Jen Okazaki only seems Japanese if you've never met a Japanese person. Lilley summons up the same generic Asian accent that was passable for Ricky Wong but is just wrong here. The assumption that Chinese and Japanese people speak exactly the same is kinda ignorant.
S.Mouse is even worse. Adopting blackface is a risky move, and is bound to draw displeasure from some people. I personally would be okay with it if Lilley put the effort in to creating a decent character. But he can't do a convincing black American accent, so settles for an unconvincing white American accent instead. Lilley seems to think impersonating a black American is as simple as saying "motherfucka" and "nigga" a lot.
The Vine magazine ran a story last week in which they showed some American hip-hoppers the segments involving S.Mouse, the black American rapper played by Lilley. Their comments were less than complimentary.
Given that the "Aussie" characters in Angry Boys are quite well-rounded and are depicted with enough pathos that they almost seem like real people, it seems strange that Lilley's two ethnic characters are so ridiculous and lazily drawn. And one obvious question for me is: why does S*Mouse have to be black? Lilley clearly can't pull off a black American character, but a white American rapper, or even a white Australian rapper, would be more within his capabilities. And given that S.Mouse is a stereotypical "fake rapper", a rich kid trying to act like he's from the streets, a white S.Mouse would actually work well for such a theme.

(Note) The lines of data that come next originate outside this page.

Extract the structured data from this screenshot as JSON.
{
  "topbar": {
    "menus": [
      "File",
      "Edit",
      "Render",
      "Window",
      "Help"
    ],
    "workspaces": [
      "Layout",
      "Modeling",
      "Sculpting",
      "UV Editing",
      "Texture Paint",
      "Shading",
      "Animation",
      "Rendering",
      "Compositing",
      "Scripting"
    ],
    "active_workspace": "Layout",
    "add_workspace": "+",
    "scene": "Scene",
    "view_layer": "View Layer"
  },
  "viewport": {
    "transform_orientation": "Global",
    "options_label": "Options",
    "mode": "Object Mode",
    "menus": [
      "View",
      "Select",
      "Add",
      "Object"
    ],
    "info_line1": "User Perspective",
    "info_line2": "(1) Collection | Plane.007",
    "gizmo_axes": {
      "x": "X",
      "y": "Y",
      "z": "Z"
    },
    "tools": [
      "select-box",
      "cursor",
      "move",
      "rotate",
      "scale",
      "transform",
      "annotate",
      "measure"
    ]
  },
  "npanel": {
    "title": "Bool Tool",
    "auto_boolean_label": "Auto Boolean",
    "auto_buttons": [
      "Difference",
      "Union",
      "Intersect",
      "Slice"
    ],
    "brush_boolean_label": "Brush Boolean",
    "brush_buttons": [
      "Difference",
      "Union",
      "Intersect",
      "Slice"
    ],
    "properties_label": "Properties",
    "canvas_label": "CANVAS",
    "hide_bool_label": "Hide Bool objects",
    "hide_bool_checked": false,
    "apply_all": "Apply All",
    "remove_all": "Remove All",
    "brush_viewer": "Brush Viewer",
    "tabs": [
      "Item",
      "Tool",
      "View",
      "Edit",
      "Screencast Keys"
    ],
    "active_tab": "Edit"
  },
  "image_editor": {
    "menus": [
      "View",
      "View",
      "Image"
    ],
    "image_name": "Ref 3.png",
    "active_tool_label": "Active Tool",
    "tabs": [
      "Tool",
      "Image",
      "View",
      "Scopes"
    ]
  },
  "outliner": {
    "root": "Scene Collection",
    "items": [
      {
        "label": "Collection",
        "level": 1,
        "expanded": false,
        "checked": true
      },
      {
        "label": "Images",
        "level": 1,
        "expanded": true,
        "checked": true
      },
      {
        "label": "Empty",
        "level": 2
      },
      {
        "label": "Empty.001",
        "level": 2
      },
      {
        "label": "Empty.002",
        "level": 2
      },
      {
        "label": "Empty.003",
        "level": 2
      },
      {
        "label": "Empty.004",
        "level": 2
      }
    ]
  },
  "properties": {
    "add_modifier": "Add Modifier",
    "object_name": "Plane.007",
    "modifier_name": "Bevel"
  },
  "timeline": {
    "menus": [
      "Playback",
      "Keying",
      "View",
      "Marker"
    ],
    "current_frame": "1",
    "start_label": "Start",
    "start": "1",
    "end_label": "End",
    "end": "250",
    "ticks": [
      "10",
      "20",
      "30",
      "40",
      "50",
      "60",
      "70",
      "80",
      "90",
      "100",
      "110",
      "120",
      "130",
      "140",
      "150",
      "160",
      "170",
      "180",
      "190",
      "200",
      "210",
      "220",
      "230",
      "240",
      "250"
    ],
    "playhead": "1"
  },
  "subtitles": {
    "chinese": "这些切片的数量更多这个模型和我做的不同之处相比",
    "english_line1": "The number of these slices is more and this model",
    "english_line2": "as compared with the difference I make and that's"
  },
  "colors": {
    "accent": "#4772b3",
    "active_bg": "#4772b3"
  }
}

Is Angry Boys a racist program? I wouldn't say that, but I would say that when it comes to the issue of race, it is a dumb program. Interestingly, the series (like SHH before it) probably shows non-white faces more than any other series on Australian TV. But while there are many of us who are crying out for more representation in the media, Angry Boys doesn't portray minorities in a particularly enlightened manner. Sure, most of its characters are somewhat unpleasant, but there's just something that makes me uneasy about the way non-white characters are portrayed here.
The inmates at the juvenile facility where Gran works are virtually all Aboriginal, African or Pacific Islander, and the one who receives the most attention is an Aboriginal boy whose crime was masturbating a dog. Then there's S.Mouse, of course, whereas Lilley admits that with Jen Okazaki he aimed to create "the meanest, most awful character I've ever done." The obsession with her son Tim's sexuality - and the implication that pretending that he is gay is a lucrative marketing strategy in Japan - is uncomfortable when you consider the emasculated way Asian males are portrayed over and over again in the West.
But for all that, Lilley would still get away with it if Angry Boys was only funny. But he has clearly mistaken "edgy" for "funny", and this pursuit of edginess informs his clumsy portrayals of non-white people.